Frying is a traditional culinary practice worldwide. It contributes to interesting flavours and can enhance the nutritional quality of food.

Palm oil and palm olein (the more liquid fraction) are particularly good for frying where re-use of the oil is involved. They have moderate amounts of sensitive polyunsaturated fatty acids which can otherwise become unstable through prolonged exposure to high heat, while palm oil also contains large amounts of natural antioxidants. As a result they can withstand frying conditions very well and do not breakdown into toxic compounds. Palm oil and its by-products are also used worldwide in the manufacture of instant noodles, doughnuts, frozen fried foods, etc. and for snacks like potato crisps.

Why do food manufacturers prefer to use palm oil?

Snack foods must have a long shelf life after packaging. In major research sponsored by the European Union a high oleic acid containing sunflower oil was tested for snack food manufacture. Palm olein was used as the reference standard. Both oils performed well. However, the palm olein product had a longer shelf life, and was also significantly less expensive.

Why is palm oil more cost effective?

For several reasons:

a) It is more economical to produce. Palm oil is produced by simple steaming and pressing, with relatively limited use of expensive solvents for extraction as for other oils. It is also available as a refined oil, requiring at most a mild additional processing before use. It avoids the cost of full refining required for other oils.

b) It has a higher yield per hectare than other vegetable oil (see table below) and is a perennial crop that is harvested year-round. This high productivity of the oil palm makes the oil profitable at a price below that of the other oils (which are also subsidised by governments in various ways).

The following table shows the approximate oil yield in tons per hectare per year of major oil crops.

Crop Oil/tons per hectare
Palm – fresh oil 4
Palm – kernel oil 0.5
Soya bean 0.4
Sunflower 0.5
Rapeseed 0.7


What about environmental concerns linked to oil palm cultivation?

Palm oil is now available with independent certification demonstrating that it has been produced in a sustainable manner without damage to the environment. This addresses the concerns that some consumers have regarding forest conversion and greenhouse gas emissions.

What is the role of palm oil in global food security?

There is a great deal of talk about food security – for good reason. We know the world population is growing, with experts predicting at least another 2 billion people by 2050. As the vast populations of China, the Indian subcontinent, Africa and South America become more prosperous, demand for fats will continue to rise.

Research undertaken by international organizations like the World Bank and the UN’s FAO have concluded that vegetable oil demand will rise by more than 100 million tonnes.
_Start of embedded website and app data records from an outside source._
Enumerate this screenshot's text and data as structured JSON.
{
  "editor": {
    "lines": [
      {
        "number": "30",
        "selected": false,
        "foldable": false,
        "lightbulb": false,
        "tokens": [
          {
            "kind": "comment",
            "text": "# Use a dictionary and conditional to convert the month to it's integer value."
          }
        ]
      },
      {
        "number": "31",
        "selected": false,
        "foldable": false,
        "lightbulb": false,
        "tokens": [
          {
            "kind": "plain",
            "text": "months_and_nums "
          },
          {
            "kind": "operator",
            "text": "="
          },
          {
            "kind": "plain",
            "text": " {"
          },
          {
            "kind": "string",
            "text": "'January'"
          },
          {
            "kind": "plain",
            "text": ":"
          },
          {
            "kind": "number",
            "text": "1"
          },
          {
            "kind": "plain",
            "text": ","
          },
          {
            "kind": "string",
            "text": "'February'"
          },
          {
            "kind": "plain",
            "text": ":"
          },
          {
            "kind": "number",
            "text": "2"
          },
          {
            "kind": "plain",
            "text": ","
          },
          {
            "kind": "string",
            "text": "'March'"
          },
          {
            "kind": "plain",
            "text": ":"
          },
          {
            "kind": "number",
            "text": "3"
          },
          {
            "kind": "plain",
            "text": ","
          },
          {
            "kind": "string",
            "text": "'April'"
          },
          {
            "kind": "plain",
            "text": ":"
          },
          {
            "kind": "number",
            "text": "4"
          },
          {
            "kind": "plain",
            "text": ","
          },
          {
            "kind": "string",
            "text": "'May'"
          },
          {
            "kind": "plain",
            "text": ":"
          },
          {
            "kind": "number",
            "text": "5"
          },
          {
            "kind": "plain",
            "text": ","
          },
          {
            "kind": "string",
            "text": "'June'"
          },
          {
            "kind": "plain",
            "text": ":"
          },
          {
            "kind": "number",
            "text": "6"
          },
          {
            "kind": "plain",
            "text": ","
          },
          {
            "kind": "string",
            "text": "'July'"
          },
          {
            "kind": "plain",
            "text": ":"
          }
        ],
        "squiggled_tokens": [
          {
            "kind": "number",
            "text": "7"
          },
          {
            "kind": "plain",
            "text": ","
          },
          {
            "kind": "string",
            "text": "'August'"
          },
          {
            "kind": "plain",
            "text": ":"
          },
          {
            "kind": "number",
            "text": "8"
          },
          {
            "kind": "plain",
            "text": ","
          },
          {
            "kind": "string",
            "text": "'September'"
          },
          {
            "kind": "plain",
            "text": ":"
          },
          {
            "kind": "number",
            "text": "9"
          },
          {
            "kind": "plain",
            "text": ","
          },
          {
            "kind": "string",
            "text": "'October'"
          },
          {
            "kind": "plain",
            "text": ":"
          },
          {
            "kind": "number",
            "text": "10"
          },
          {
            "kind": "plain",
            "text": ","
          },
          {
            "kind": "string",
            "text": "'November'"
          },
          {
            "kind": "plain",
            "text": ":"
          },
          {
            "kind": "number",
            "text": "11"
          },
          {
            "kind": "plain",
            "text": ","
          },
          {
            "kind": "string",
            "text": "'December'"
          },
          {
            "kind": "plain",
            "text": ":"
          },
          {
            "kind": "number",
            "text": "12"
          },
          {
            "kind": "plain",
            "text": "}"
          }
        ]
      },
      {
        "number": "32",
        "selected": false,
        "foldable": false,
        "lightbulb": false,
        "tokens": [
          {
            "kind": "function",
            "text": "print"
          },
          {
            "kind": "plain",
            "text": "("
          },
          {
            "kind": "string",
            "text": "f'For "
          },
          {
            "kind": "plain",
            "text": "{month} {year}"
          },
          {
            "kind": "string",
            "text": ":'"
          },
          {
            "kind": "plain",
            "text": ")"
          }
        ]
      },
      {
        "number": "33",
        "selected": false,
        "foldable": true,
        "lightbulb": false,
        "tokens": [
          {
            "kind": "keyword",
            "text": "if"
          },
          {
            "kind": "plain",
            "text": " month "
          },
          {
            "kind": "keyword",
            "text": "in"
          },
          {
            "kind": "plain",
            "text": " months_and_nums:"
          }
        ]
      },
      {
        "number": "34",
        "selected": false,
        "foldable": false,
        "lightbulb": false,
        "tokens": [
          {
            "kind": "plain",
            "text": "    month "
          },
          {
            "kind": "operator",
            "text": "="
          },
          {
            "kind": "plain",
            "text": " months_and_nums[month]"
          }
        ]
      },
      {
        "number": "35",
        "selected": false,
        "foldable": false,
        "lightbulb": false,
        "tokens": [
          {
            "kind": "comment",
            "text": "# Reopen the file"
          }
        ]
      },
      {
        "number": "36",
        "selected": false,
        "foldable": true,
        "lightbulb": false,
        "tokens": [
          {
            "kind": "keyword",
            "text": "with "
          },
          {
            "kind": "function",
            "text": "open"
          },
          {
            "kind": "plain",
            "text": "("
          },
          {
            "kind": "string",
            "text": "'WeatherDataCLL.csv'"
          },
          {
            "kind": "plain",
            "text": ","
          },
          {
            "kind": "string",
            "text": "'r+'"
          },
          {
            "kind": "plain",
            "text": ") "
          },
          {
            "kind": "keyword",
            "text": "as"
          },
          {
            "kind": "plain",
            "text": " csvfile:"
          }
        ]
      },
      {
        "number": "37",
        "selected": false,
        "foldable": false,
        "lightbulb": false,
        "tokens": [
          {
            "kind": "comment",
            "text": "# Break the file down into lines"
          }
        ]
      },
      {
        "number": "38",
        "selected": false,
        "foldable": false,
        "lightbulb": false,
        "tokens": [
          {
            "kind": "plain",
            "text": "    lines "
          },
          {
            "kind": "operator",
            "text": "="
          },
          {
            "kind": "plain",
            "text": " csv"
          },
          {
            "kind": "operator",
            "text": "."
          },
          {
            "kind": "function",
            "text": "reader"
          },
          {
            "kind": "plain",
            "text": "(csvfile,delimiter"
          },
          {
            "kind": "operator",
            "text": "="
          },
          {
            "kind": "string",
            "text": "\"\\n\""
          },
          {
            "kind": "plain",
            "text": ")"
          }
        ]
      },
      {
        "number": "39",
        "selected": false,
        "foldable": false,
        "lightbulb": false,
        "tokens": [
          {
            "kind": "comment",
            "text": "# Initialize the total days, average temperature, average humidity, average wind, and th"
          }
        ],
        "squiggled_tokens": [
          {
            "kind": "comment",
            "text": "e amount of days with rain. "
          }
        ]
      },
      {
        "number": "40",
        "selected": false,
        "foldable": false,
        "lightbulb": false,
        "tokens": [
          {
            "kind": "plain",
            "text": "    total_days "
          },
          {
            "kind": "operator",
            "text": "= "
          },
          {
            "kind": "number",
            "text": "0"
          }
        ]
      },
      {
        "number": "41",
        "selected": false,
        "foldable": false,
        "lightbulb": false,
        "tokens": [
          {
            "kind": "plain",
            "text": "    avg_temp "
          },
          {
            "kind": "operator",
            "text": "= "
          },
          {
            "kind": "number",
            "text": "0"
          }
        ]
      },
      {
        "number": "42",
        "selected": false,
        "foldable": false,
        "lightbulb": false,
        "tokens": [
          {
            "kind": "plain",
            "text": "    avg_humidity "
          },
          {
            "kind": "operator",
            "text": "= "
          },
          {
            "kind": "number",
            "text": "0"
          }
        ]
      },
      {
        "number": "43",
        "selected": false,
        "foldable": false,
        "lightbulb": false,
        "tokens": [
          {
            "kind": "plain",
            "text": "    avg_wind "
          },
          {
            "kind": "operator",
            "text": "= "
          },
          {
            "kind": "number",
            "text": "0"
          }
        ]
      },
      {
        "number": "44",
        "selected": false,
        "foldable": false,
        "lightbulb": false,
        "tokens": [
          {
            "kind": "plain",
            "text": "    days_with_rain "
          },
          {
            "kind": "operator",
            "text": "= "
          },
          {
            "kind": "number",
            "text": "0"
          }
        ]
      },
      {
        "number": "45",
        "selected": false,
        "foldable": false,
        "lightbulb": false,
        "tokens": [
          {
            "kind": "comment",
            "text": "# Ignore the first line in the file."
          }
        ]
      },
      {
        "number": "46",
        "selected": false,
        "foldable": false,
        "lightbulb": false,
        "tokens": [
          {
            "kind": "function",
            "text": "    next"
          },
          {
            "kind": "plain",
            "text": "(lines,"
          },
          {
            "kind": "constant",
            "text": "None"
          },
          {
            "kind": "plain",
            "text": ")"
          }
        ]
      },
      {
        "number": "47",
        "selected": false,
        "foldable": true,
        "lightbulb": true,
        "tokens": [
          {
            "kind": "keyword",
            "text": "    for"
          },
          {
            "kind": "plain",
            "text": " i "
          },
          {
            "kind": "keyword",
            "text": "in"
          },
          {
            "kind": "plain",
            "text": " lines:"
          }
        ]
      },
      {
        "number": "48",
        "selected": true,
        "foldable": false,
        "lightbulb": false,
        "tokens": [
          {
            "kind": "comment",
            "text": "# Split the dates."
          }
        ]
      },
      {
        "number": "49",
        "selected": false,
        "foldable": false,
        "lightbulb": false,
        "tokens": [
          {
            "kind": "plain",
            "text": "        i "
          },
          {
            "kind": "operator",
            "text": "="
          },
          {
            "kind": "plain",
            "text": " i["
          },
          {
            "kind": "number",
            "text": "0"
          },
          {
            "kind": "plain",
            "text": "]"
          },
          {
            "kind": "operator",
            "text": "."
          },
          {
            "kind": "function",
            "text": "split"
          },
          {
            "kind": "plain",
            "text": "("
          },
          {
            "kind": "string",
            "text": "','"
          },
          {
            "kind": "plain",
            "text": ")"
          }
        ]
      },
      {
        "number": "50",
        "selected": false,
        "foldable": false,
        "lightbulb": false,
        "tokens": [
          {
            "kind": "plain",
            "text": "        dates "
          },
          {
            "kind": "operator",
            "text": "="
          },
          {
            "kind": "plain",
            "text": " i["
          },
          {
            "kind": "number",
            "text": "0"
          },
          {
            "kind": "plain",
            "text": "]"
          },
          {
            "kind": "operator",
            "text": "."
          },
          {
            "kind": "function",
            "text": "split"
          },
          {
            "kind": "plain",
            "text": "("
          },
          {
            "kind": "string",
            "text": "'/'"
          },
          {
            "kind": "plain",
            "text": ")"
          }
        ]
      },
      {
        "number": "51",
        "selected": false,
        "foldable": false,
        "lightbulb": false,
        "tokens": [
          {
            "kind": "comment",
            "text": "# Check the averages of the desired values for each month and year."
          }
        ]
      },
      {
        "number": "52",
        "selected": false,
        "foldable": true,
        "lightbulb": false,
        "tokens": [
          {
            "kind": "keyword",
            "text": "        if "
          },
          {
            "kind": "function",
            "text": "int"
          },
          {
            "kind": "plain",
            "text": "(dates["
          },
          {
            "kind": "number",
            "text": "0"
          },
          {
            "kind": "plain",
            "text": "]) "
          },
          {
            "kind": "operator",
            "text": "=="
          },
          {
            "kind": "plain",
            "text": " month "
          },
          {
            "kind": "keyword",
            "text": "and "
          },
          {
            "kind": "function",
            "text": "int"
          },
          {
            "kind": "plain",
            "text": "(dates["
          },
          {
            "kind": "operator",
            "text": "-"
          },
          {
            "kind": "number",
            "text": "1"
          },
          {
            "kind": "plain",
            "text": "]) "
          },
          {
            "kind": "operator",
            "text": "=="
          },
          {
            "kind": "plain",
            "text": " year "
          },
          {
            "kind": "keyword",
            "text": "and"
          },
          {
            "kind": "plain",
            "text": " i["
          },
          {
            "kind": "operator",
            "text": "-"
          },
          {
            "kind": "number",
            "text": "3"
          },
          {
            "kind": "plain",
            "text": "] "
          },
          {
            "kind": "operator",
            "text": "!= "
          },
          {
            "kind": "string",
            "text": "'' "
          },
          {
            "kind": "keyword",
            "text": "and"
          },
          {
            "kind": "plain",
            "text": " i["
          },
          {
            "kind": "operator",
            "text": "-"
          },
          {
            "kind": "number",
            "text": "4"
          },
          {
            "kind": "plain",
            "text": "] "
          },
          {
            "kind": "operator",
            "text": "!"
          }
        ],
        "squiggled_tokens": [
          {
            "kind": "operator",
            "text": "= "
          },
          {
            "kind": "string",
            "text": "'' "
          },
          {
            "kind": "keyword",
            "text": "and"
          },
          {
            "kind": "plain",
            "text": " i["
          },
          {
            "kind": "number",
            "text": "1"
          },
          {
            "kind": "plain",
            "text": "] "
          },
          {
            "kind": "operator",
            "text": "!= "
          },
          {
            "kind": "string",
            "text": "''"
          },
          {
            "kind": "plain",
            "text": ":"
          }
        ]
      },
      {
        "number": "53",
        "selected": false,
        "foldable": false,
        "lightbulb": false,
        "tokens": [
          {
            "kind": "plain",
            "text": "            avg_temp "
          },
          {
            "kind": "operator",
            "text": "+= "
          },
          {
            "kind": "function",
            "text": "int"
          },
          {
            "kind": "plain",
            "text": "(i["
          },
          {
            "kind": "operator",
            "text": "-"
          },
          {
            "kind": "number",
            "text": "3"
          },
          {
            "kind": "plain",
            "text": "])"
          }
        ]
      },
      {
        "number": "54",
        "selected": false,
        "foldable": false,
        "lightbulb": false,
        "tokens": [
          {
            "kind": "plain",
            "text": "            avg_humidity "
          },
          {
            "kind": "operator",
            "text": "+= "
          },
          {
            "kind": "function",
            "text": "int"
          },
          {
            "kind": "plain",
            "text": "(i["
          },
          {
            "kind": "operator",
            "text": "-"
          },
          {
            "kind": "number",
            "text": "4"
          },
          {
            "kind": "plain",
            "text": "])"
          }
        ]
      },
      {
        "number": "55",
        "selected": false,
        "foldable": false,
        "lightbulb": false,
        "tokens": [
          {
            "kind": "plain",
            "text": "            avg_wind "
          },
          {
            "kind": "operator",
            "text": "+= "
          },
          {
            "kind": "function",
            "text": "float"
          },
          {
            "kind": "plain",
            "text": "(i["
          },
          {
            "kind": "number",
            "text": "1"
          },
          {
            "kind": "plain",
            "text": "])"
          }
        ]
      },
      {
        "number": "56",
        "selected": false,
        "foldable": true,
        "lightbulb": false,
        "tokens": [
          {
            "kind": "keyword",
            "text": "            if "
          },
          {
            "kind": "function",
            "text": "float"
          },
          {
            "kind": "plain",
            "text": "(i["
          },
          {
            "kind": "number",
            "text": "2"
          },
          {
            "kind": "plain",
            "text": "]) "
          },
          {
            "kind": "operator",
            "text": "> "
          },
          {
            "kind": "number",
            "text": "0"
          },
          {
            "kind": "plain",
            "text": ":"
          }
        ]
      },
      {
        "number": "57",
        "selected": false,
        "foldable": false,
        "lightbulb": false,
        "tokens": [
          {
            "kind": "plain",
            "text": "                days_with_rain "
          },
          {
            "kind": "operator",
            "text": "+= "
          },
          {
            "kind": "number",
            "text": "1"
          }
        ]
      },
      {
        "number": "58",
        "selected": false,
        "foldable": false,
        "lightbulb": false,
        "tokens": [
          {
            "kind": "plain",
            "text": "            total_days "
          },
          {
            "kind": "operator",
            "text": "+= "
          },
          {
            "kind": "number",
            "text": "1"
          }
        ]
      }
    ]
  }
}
How to satisfy this demand in a world with finite agricultural land, already under pressure? Clearly the most efficient oil crops in land use terms are vital to meeting this demand, as will relying on the most efficient crops available in other food sectors.